Start of Block
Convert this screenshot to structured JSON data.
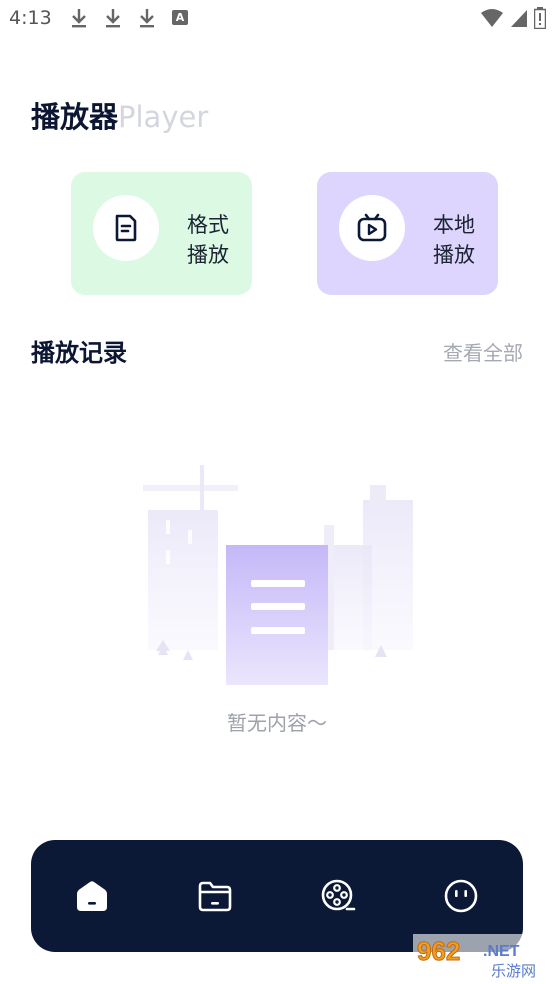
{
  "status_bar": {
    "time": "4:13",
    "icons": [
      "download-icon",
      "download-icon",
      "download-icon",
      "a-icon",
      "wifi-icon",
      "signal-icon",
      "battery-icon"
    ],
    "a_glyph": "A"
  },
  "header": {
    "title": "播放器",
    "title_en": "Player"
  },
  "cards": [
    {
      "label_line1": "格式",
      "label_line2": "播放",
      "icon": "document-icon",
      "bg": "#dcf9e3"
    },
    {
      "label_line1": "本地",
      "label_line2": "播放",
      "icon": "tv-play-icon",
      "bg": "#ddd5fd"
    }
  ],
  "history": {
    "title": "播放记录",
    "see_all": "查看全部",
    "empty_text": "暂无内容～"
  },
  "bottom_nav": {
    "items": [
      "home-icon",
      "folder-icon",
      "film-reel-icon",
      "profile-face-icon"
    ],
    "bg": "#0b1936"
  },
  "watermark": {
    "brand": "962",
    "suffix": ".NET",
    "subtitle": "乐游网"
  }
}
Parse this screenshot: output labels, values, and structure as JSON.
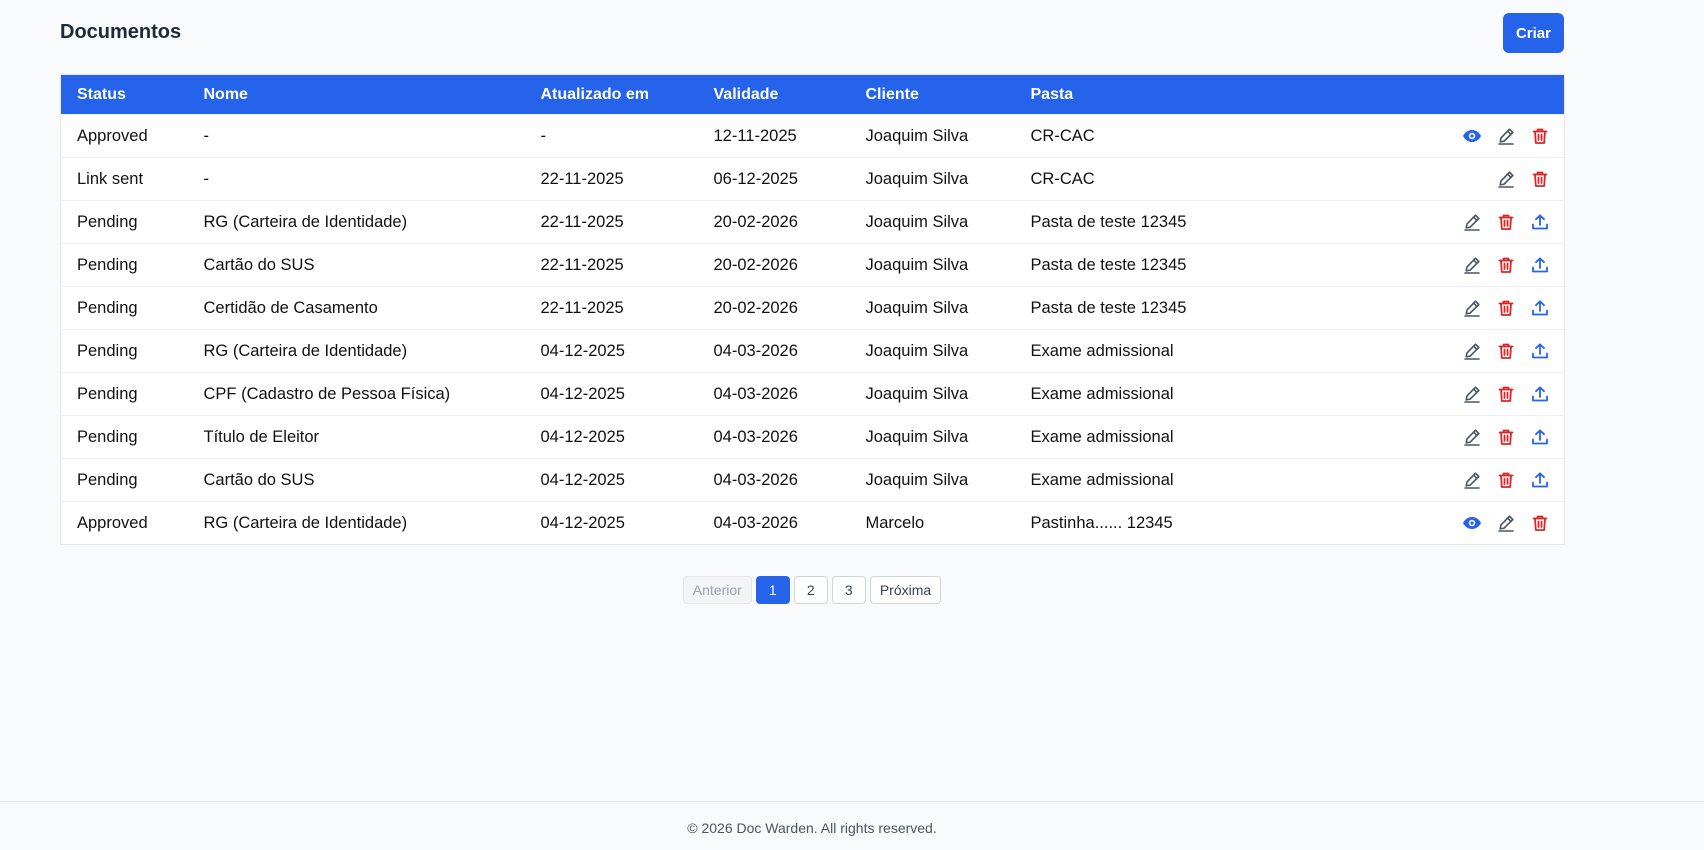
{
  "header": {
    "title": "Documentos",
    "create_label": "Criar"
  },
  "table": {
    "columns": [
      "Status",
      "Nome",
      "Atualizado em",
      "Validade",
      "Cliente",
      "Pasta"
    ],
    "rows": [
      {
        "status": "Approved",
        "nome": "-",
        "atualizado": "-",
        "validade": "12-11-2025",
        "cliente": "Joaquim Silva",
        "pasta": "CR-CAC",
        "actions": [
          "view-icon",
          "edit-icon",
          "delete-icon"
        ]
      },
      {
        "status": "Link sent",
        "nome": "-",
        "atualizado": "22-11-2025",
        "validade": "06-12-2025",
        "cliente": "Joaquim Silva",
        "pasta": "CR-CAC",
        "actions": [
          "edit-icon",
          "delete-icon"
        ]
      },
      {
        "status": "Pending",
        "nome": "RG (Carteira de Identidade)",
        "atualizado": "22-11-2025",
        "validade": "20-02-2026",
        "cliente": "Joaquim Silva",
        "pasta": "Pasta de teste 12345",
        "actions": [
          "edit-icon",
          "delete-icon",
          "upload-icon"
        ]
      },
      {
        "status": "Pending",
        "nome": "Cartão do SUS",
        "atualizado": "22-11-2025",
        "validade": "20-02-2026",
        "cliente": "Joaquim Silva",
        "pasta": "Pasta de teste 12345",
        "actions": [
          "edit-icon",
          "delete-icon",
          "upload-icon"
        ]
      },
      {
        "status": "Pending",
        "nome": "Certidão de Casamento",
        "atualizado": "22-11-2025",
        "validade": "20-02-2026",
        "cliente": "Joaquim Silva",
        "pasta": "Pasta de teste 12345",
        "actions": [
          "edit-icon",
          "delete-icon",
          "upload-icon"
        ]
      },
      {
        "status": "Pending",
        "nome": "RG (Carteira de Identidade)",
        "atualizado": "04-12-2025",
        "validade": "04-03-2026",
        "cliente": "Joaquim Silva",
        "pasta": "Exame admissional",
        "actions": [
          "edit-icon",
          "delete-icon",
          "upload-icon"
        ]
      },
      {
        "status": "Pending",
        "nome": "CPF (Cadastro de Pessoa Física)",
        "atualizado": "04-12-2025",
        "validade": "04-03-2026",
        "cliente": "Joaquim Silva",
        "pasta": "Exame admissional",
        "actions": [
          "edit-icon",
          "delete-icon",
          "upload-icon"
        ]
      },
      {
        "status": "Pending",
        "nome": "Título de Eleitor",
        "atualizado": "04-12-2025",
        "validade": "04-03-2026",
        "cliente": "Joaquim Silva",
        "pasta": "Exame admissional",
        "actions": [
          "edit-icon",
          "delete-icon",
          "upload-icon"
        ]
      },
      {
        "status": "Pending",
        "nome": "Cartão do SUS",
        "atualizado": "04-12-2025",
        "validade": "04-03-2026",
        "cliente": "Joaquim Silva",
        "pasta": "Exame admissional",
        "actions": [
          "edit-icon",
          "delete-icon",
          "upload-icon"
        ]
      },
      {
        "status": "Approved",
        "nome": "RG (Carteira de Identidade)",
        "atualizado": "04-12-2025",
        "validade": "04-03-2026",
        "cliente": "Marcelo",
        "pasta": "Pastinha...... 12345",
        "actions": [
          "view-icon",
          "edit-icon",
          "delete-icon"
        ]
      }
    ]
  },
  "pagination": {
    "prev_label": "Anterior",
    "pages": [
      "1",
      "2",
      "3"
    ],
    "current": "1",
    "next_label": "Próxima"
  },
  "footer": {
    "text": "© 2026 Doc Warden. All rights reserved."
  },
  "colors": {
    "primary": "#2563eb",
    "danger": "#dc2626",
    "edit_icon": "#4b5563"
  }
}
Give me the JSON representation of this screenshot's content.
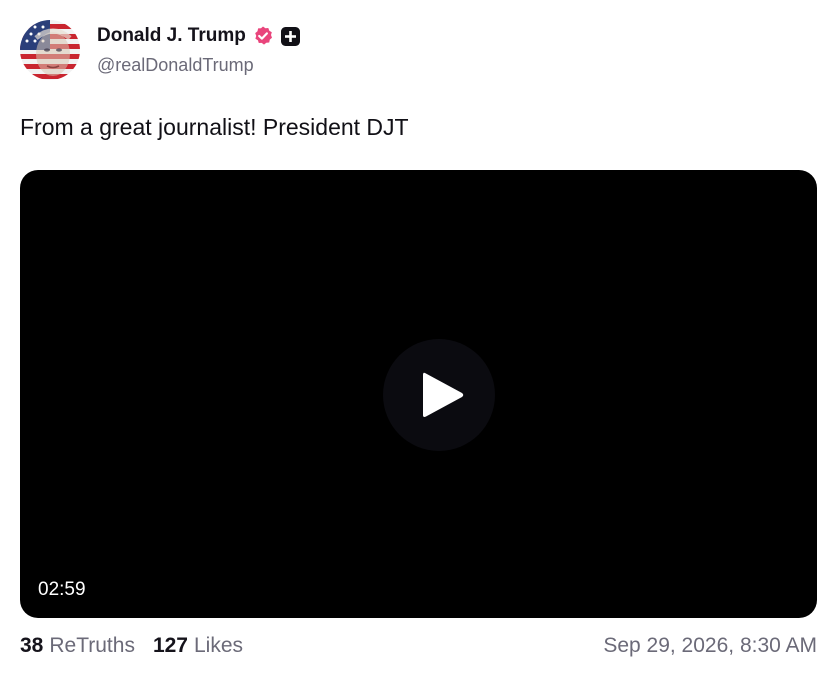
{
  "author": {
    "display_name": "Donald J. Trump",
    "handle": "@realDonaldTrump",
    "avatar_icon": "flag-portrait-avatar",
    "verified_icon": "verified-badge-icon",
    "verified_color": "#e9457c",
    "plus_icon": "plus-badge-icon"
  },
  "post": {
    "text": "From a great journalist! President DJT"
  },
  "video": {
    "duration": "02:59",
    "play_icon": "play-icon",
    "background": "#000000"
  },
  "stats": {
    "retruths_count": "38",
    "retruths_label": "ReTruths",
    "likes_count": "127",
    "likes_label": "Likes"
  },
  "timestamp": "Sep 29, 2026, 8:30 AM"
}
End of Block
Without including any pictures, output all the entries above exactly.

Convert this screenshot to structured JSON data.
{
  "status_bar": {
    "time": "4:13",
    "icons": [
      "download-icon",
      "download-icon",
      "download-icon",
      "a-icon",
      "wifi-icon",
      "signal-icon",
      "battery-icon"
    ],
    "a_glyph": "A"
  },
  "header": {
    "title": "播放器",
    "title_en": "Player"
  },
  "cards": [
    {
      "label_line1": "格式",
      "label_line2": "播放",
      "icon": "document-icon",
      "bg": "#dcf9e3"
    },
    {
      "label_line1": "本地",
      "label_line2": "播放",
      "icon": "tv-play-icon",
      "bg": "#ddd5fd"
    }
  ],
  "history": {
    "title": "播放记录",
    "see_all": "查看全部",
    "empty_text": "暂无内容～"
  },
  "bottom_nav": {
    "items": [
      "home-icon",
      "folder-icon",
      "film-reel-icon",
      "profile-face-icon"
    ],
    "bg": "#0b1936"
  },
  "watermark": {
    "brand": "962",
    "suffix": ".NET",
    "subtitle": "乐游网"
  }
}
Parse this screenshot: output labels, values, and structure as JSON.
{
  "header": {
    "title": "Documentos",
    "create_label": "Criar"
  },
  "table": {
    "columns": [
      "Status",
      "Nome",
      "Atualizado em",
      "Validade",
      "Cliente",
      "Pasta"
    ],
    "rows": [
      {
        "status": "Approved",
        "nome": "-",
        "atualizado": "-",
        "validade": "12-11-2025",
        "cliente": "Joaquim Silva",
        "pasta": "CR-CAC",
        "actions": [
          "view-icon",
          "edit-icon",
          "delete-icon"
        ]
      },
      {
        "status": "Link sent",
        "nome": "-",
        "atualizado": "22-11-2025",
        "validade": "06-12-2025",
        "cliente": "Joaquim Silva",
        "pasta": "CR-CAC",
        "actions": [
          "edit-icon",
          "delete-icon"
        ]
      },
      {
        "status": "Pending",
        "nome": "RG (Carteira de Identidade)",
        "atualizado": "22-11-2025",
        "validade": "20-02-2026",
        "cliente": "Joaquim Silva",
        "pasta": "Pasta de teste 12345",
        "actions": [
          "edit-icon",
          "delete-icon",
          "upload-icon"
        ]
      },
      {
        "status": "Pending",
        "nome": "Cartão do SUS",
        "atualizado": "22-11-2025",
        "validade": "20-02-2026",
        "cliente": "Joaquim Silva",
        "pasta": "Pasta de teste 12345",
        "actions": [
          "edit-icon",
          "delete-icon",
          "upload-icon"
        ]
      },
      {
        "status": "Pending",
        "nome": "Certidão de Casamento",
        "atualizado": "22-11-2025",
        "validade": "20-02-2026",
        "cliente": "Joaquim Silva",
        "pasta": "Pasta de teste 12345",
        "actions": [
          "edit-icon",
          "delete-icon",
          "upload-icon"
        ]
      },
      {
        "status": "Pending",
        "nome": "RG (Carteira de Identidade)",
        "atualizado": "04-12-2025",
        "validade": "04-03-2026",
        "cliente": "Joaquim Silva",
        "pasta": "Exame admissional",
        "actions": [
          "edit-icon",
          "delete-icon",
          "upload-icon"
        ]
      },
      {
        "status": "Pending",
        "nome": "CPF (Cadastro de Pessoa Física)",
        "atualizado": "04-12-2025",
        "validade": "04-03-2026",
        "cliente": "Joaquim Silva",
        "pasta": "Exame admissional",
        "actions": [
          "edit-icon",
          "delete-icon",
          "upload-icon"
        ]
      },
      {
        "status": "Pending",
        "nome": "Título de Eleitor",
        "atualizado": "04-12-2025",
        "validade": "04-03-2026",
        "cliente": "Joaquim Silva",
        "pasta": "Exame admissional",
        "actions": [
          "edit-icon",
          "delete-icon",
          "upload-icon"
        ]
      },
      {
        "status": "Pending",
        "nome": "Cartão do SUS",
        "atualizado": "04-12-2025",
        "validade": "04-03-2026",
        "cliente": "Joaquim Silva",
        "pasta": "Exame admissional",
        "actions": [
          "edit-icon",
          "delete-icon",
          "upload-icon"
        ]
      },
      {
        "status": "Approved",
        "nome": "RG (Carteira de Identidade)",
        "atualizado": "04-12-2025",
        "validade": "04-03-2026",
        "cliente": "Marcelo",
        "pasta": "Pastinha...... 12345",
        "actions": [
          "view-icon",
          "edit-icon",
          "delete-icon"
        ]
      }
    ]
  },
  "pagination": {
    "prev_label": "Anterior",
    "pages": [
      "1",
      "2",
      "3"
    ],
    "current": "1",
    "next_label": "Próxima"
  },
  "footer": {
    "text": "© 2026 Doc Warden. All rights reserved."
  },
  "colors": {
    "primary": "#2563eb",
    "danger": "#dc2626",
    "edit_icon": "#4b5563"
  }
}
Give me the JSON representation of this screenshot's content.
{
  "author": {
    "display_name": "Donald J. Trump",
    "handle": "@realDonaldTrump",
    "avatar_icon": "flag-portrait-avatar",
    "verified_icon": "verified-badge-icon",
    "verified_color": "#e9457c",
    "plus_icon": "plus-badge-icon"
  },
  "post": {
    "text": "From a great journalist! President DJT"
  },
  "video": {
    "duration": "02:59",
    "play_icon": "play-icon",
    "background": "#000000"
  },
  "stats": {
    "retruths_count": "38",
    "retruths_label": "ReTruths",
    "likes_count": "127",
    "likes_label": "Likes"
  },
  "timestamp": "Sep 29, 2026, 8:30 AM"
}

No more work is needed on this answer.